This was his longest race (“when I entered I had not raced at a greater distance than 100 miles, and my longest mass start was a 36-mile affair" he confesses) and it gained him his first victory in the bunched game.

Performance Book
Had he not been a roadman we may have seen Gerrard's name blazoned on track “billings". In 1951 his little track work brought him the North Middx and Herts C.A. 4,000 metres pursuit title and other successes. Unfortunately, a madison crash put paid to his chance of success in the national pursuit championship when his early victims were R. Waters, C. Higgs, Billy Jones and Gordon Gane. To beat Gane, Gerrard clocked 5m. 27.1s. which still stands as a Barnet C.C. record.
In a black exercise book he has faithfully recorded all his performances from his first event, a Barnet C.C. club 25 in March, 1949, when he was still a schoolboy. He clocked 1-8-10.
Two years earlier he had obtained his first bicycle, and as a member of the Y.H.A. had travelled around quite confidently on a semi-sports machine. Annual tours to Devon and Cornwall, and North Wales figured among his cycling activities during 1948 and 1949.
During a visit to a local cinema in February, 1949, he saw some roller-racing by members of the Barnet C.C. It interested him and he wasted little time in contacting the secretary and joining the North London club.
Following his first 25, Gerrard entered seven more trials before the season ended. and also competed in a 30, two 50s, and a 21-mile mass start at Matching Green.
His best 25 time that first year was1-6-9, and it brought him his first club medal. His first-ever 50 is one which he will never forget. He rode 30 miles to start, arrived late, fell off twice, broke a crank one mile from the finish and yet managed to clock 2-17-38.
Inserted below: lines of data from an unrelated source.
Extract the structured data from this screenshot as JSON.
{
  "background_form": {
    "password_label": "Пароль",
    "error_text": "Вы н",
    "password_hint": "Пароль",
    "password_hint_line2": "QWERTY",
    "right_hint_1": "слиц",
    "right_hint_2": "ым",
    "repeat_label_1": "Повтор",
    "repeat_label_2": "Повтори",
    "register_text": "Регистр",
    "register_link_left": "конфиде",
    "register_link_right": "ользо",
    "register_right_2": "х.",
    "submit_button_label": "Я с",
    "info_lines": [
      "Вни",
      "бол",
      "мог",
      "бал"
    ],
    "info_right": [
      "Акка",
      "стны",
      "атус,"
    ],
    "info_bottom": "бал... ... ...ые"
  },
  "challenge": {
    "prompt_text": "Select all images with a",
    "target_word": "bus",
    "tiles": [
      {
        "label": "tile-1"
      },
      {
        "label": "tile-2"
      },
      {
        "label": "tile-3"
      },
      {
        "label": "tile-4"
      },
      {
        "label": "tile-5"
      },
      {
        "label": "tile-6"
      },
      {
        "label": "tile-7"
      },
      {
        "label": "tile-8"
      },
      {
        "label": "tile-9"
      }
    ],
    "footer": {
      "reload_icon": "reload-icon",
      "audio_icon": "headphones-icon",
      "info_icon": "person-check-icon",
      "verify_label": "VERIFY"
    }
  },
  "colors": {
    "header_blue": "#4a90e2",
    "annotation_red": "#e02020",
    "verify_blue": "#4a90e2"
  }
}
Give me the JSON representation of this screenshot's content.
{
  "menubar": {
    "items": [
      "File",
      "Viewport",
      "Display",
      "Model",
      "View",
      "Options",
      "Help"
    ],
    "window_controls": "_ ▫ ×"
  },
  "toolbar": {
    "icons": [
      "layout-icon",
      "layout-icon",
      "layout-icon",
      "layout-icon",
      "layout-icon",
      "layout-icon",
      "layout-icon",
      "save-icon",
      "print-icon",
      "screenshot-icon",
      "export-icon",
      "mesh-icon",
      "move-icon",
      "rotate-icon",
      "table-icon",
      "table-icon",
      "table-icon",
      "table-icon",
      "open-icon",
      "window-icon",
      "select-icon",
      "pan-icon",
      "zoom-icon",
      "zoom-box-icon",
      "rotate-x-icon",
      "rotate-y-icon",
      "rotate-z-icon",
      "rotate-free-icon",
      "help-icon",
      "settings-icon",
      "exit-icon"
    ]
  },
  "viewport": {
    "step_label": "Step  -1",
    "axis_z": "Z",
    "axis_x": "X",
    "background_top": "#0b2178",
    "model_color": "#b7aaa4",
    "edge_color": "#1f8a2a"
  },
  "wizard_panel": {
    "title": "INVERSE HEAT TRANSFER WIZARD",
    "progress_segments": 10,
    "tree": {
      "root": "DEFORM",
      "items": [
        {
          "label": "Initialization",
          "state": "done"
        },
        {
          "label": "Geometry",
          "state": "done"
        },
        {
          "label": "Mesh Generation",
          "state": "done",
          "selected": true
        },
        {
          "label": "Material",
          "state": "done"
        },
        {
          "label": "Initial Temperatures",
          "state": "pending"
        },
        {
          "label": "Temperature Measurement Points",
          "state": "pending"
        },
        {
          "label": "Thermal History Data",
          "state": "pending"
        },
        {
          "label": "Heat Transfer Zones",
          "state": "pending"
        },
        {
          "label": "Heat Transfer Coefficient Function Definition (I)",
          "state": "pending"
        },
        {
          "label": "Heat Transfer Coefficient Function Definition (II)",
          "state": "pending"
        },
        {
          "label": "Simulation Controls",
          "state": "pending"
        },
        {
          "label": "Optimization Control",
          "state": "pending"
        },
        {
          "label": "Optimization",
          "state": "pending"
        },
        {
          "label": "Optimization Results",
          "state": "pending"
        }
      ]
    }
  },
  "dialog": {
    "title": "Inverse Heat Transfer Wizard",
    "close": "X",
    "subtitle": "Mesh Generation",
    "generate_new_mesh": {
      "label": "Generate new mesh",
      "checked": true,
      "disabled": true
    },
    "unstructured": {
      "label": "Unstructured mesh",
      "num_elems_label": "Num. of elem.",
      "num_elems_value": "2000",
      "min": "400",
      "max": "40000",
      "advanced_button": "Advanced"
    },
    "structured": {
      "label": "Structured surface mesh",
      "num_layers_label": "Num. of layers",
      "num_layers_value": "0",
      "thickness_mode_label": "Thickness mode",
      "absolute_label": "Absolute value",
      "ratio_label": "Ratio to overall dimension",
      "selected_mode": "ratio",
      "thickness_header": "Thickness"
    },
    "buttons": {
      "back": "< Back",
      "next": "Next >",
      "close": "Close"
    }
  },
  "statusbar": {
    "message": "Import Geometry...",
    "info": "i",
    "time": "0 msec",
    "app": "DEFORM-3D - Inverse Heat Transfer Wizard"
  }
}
He did not attempt another 50 until 1952 - when in two R.A.F. events he brought his times down to 2-13-6, and. finally, .2-13-4, which still stands as his best over the distance.

Varied Racing
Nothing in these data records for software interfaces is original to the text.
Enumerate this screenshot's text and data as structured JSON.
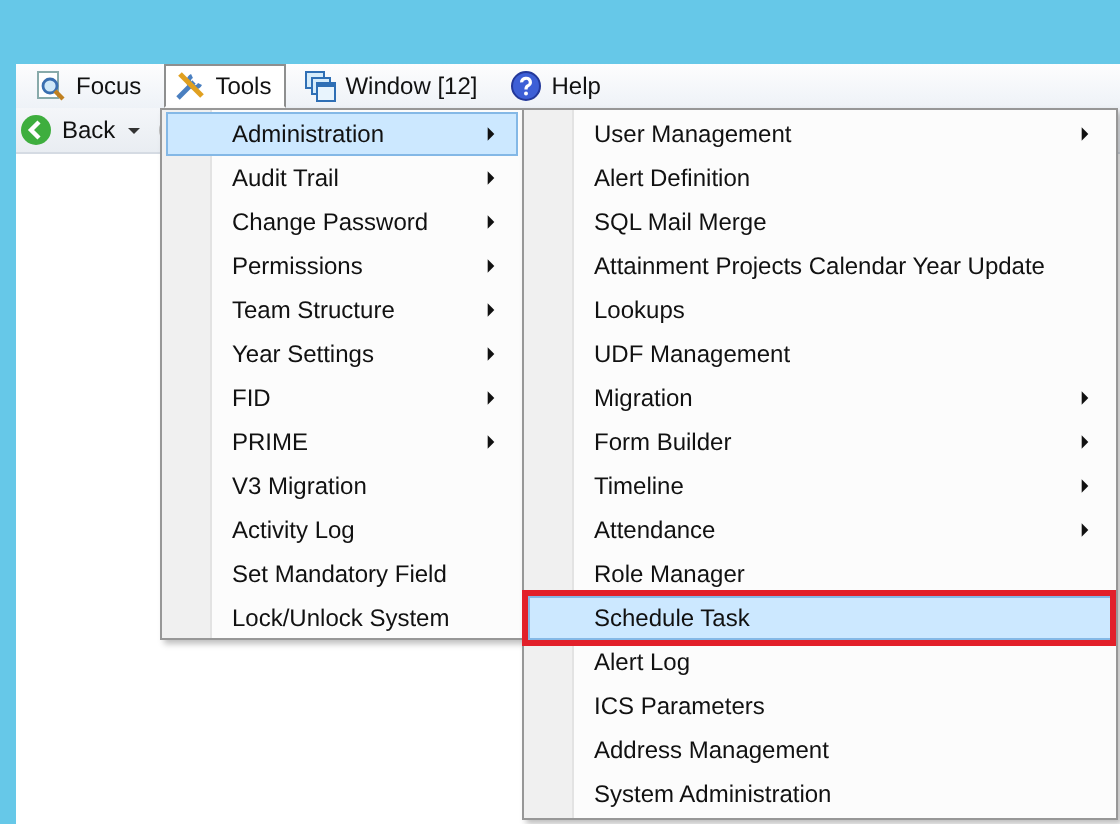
{
  "menu_bar": [
    {
      "label": "Focus",
      "open": false
    },
    {
      "label": "Tools",
      "open": true
    },
    {
      "label": "Window [12]",
      "open": false
    },
    {
      "label": "Help",
      "open": false
    }
  ],
  "toolbar": {
    "back_label": "Back"
  },
  "tools_menu": {
    "items": [
      {
        "label": "Administration",
        "has_submenu": true,
        "selected": true
      },
      {
        "label": "Audit Trail",
        "has_submenu": true,
        "selected": false
      },
      {
        "label": "Change Password",
        "has_submenu": true,
        "selected": false
      },
      {
        "label": "Permissions",
        "has_submenu": true,
        "selected": false
      },
      {
        "label": "Team Structure",
        "has_submenu": true,
        "selected": false
      },
      {
        "label": "Year Settings",
        "has_submenu": true,
        "selected": false
      },
      {
        "label": "FID",
        "has_submenu": true,
        "selected": false
      },
      {
        "label": "PRIME",
        "has_submenu": true,
        "selected": false
      },
      {
        "label": "V3 Migration",
        "has_submenu": false,
        "selected": false
      },
      {
        "label": "Activity Log",
        "has_submenu": false,
        "selected": false
      },
      {
        "label": "Set Mandatory Field",
        "has_submenu": false,
        "selected": false
      },
      {
        "label": "Lock/Unlock System",
        "has_submenu": false,
        "selected": false
      }
    ]
  },
  "administration_submenu": {
    "items": [
      {
        "label": "User Management",
        "has_submenu": true,
        "selected": false,
        "outlined": false
      },
      {
        "label": "Alert Definition",
        "has_submenu": false,
        "selected": false,
        "outlined": false
      },
      {
        "label": "SQL Mail Merge",
        "has_submenu": false,
        "selected": false,
        "outlined": false
      },
      {
        "label": "Attainment Projects Calendar Year Update",
        "has_submenu": false,
        "selected": false,
        "outlined": false
      },
      {
        "label": "Lookups",
        "has_submenu": false,
        "selected": false,
        "outlined": false
      },
      {
        "label": "UDF Management",
        "has_submenu": false,
        "selected": false,
        "outlined": false
      },
      {
        "label": "Migration",
        "has_submenu": true,
        "selected": false,
        "outlined": false
      },
      {
        "label": "Form Builder",
        "has_submenu": true,
        "selected": false,
        "outlined": false
      },
      {
        "label": "Timeline",
        "has_submenu": true,
        "selected": false,
        "outlined": false
      },
      {
        "label": "Attendance",
        "has_submenu": true,
        "selected": false,
        "outlined": false
      },
      {
        "label": "Role Manager",
        "has_submenu": false,
        "selected": false,
        "outlined": false
      },
      {
        "label": "Schedule Task",
        "has_submenu": false,
        "selected": true,
        "outlined": true
      },
      {
        "label": "Alert Log",
        "has_submenu": false,
        "selected": false,
        "outlined": false
      },
      {
        "label": "ICS Parameters",
        "has_submenu": false,
        "selected": false,
        "outlined": false
      },
      {
        "label": "Address Management",
        "has_submenu": false,
        "selected": false,
        "outlined": false
      },
      {
        "label": "System Administration",
        "has_submenu": false,
        "selected": false,
        "outlined": false
      }
    ]
  }
}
Plenty of training miles were piled into his life in 1950 and 1951, and he stuck religiously to time trials, mostly 25s. During 1950 he took part in 14 events, and on seven consecutive occasions clocked a "1-3". His personal best that year was 1-3-23, in the Somerset R.C.25. which Dick Henly won in 59-45.
Down came his times, and up went his name on the club record books. He claimed the 5, 10 and 25 records, and in 1952 a personal best 1-0-30 brought him fourth position behind Charlie Marriner. That season's programme included 13 25s, three 30s, and three 10s, but at the end of it he had still not recorded a single open time trial victory.
Another club time trial record the 1000-metre track, with a 1m. 16s. gave Gerrard new ideas on the other phase of the racing game. And li: promptly set about individual pursuiting which he enjoyed. Had it not been for his crash we might have seen Gerrard become a track personality instead of a road "star".
The R.A.F. called him up at the end of 1951, and it was his participation in the R.A.F. five-day tour, something completely out of his province, which set the young Gerrard on the mass start road.
Two curious entries in his record books show that in 1951 he was fourth in the Catford C.C. hill climb and sixth in his own club's effort - and he occupied similar positions the following year in both events!
Gerrard was 19 when he won the national mass start title from Pusey and Krebs this year.
Gerrard, who stands 6 ft. 1 1/2 in. and weighs 12 st. 4 lb., admits that he has a lot more to learn about road racing, but age is on his side and we look with interest to his future plans, once he has cast off his Air Force blue in December.



Brian Haskell, Ted Gerrard and John Perks return home with prizes won in the 1954 Tour of Egypt. Gerrard had won three stages.